TASK TO CARRY OUT: Each line of data below must be printed exactly as written, with any pictures removed.

RECORD EXCERPTS:
__________________________________________________

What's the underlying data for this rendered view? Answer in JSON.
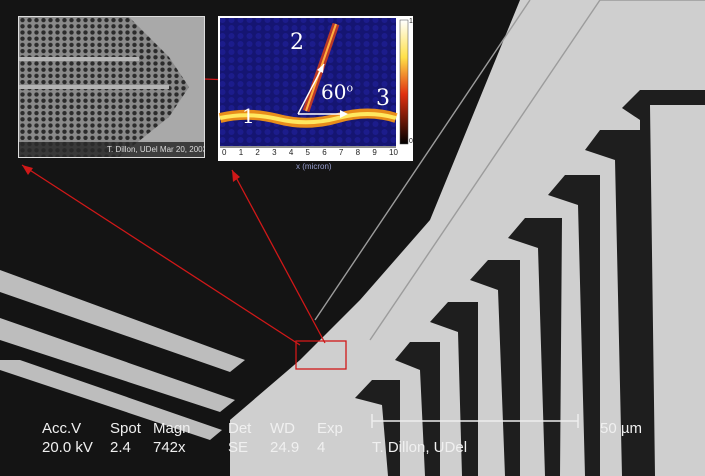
{
  "colors": {
    "background": "#141414",
    "waveguide_bright": "#cfcfcf",
    "waveguide_dark": "#1e1e1e",
    "annotation_red": "#d01818",
    "field_bg": "#1a1a78",
    "field_hot": "#ffcc33"
  },
  "inset_sem": {
    "caption": "T. Dillon, UDel Mar 20, 2003"
  },
  "inset_field": {
    "x_ticks": [
      "0",
      "1",
      "2",
      "3",
      "4",
      "5",
      "6",
      "7",
      "8",
      "9",
      "10"
    ],
    "x_axis_label": "x (micron)",
    "colorbar_ticks": [
      "1",
      "0"
    ],
    "label_1": "1",
    "label_2": "2",
    "label_3": "3",
    "angle_label": "60",
    "angle_unit": "o"
  },
  "info_bar": {
    "headers": [
      "Acc.V",
      "Spot",
      "Magn",
      "Det",
      "WD",
      "Exp"
    ],
    "values": [
      "20.0 kV",
      "2.4",
      "742x",
      "SE",
      "24.9",
      "4"
    ],
    "scale_label": "50 µm",
    "operator": "T. Dillon, UDel"
  }
}
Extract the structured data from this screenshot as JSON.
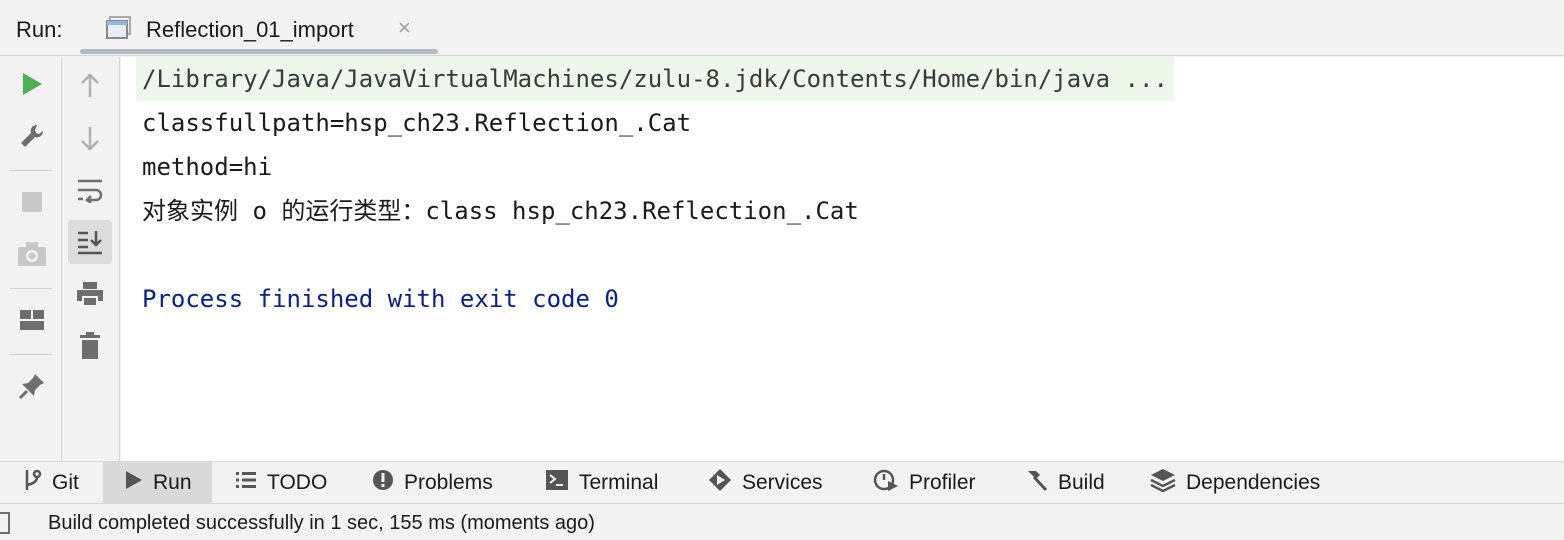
{
  "run_header": {
    "label": "Run:",
    "tab_title": "Reflection_01_import",
    "tab_close": "×"
  },
  "left_toolbar": {
    "items": [
      "rerun-icon",
      "wrench-icon",
      "stop-icon",
      "camera-icon",
      "layout-icon",
      "pin-icon"
    ]
  },
  "console_toolbar": {
    "items": [
      "arrow-up-icon",
      "arrow-down-icon",
      "soft-wrap-icon",
      "scroll-to-end-icon",
      "print-icon",
      "trash-icon"
    ]
  },
  "console": {
    "command_line": "/Library/Java/JavaVirtualMachines/zulu-8.jdk/Contents/Home/bin/java ...",
    "line1": "classfullpath=hsp_ch23.Reflection_.Cat",
    "line2": "method=hi",
    "line3": "对象实例 o 的运行类型：class hsp_ch23.Reflection_.Cat",
    "exit_line": "Process finished with exit code 0"
  },
  "bottom_toolbar": {
    "git": "Git",
    "run": "Run",
    "todo": "TODO",
    "problems": "Problems",
    "terminal": "Terminal",
    "services": "Services",
    "profiler": "Profiler",
    "build": "Build",
    "dependencies": "Dependencies"
  },
  "status_bar": {
    "message": "Build completed successfully in 1 sec, 155 ms (moments ago)"
  },
  "colors": {
    "run_green": "#4caf50",
    "exit_text": "#0b1e8f",
    "command_bg": "#edf7ea"
  }
}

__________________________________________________

THE COMPLETED TASK:
What's the underlying data for this rendered view? Answer in JSON.
{
  "colors": {
    "background": "#141414",
    "waveguide_bright": "#cfcfcf",
    "waveguide_dark": "#1e1e1e",
    "annotation_red": "#d01818",
    "field_bg": "#1a1a78",
    "field_hot": "#ffcc33"
  },
  "inset_sem": {
    "caption": "T. Dillon, UDel Mar 20, 2003"
  },
  "inset_field": {
    "x_ticks": [
      "0",
      "1",
      "2",
      "3",
      "4",
      "5",
      "6",
      "7",
      "8",
      "9",
      "10"
    ],
    "x_axis_label": "x (micron)",
    "colorbar_ticks": [
      "1",
      "0"
    ],
    "label_1": "1",
    "label_2": "2",
    "label_3": "3",
    "angle_label": "60",
    "angle_unit": "o"
  },
  "info_bar": {
    "headers": [
      "Acc.V",
      "Spot",
      "Magn",
      "Det",
      "WD",
      "Exp"
    ],
    "values": [
      "20.0 kV",
      "2.4",
      "742x",
      "SE",
      "24.9",
      "4"
    ],
    "scale_label": "50 µm",
    "operator": "T. Dillon, UDel"
  }
}
Extract the structured data from this screenshot as JSON.
{
  "run_header": {
    "label": "Run:",
    "tab_title": "Reflection_01_import",
    "tab_close": "×"
  },
  "left_toolbar": {
    "items": [
      "rerun-icon",
      "wrench-icon",
      "stop-icon",
      "camera-icon",
      "layout-icon",
      "pin-icon"
    ]
  },
  "console_toolbar": {
    "items": [
      "arrow-up-icon",
      "arrow-down-icon",
      "soft-wrap-icon",
      "scroll-to-end-icon",
      "print-icon",
      "trash-icon"
    ]
  },
  "console": {
    "command_line": "/Library/Java/JavaVirtualMachines/zulu-8.jdk/Contents/Home/bin/java ...",
    "line1": "classfullpath=hsp_ch23.Reflection_.Cat",
    "line2": "method=hi",
    "line3": "对象实例 o 的运行类型：class hsp_ch23.Reflection_.Cat",
    "exit_line": "Process finished with exit code 0"
  },
  "bottom_toolbar": {
    "git": "Git",
    "run": "Run",
    "todo": "TODO",
    "problems": "Problems",
    "terminal": "Terminal",
    "services": "Services",
    "profiler": "Profiler",
    "build": "Build",
    "dependencies": "Dependencies"
  },
  "status_bar": {
    "message": "Build completed successfully in 1 sec, 155 ms (moments ago)"
  },
  "colors": {
    "run_green": "#4caf50",
    "exit_text": "#0b1e8f",
    "command_bg": "#edf7ea"
  }
}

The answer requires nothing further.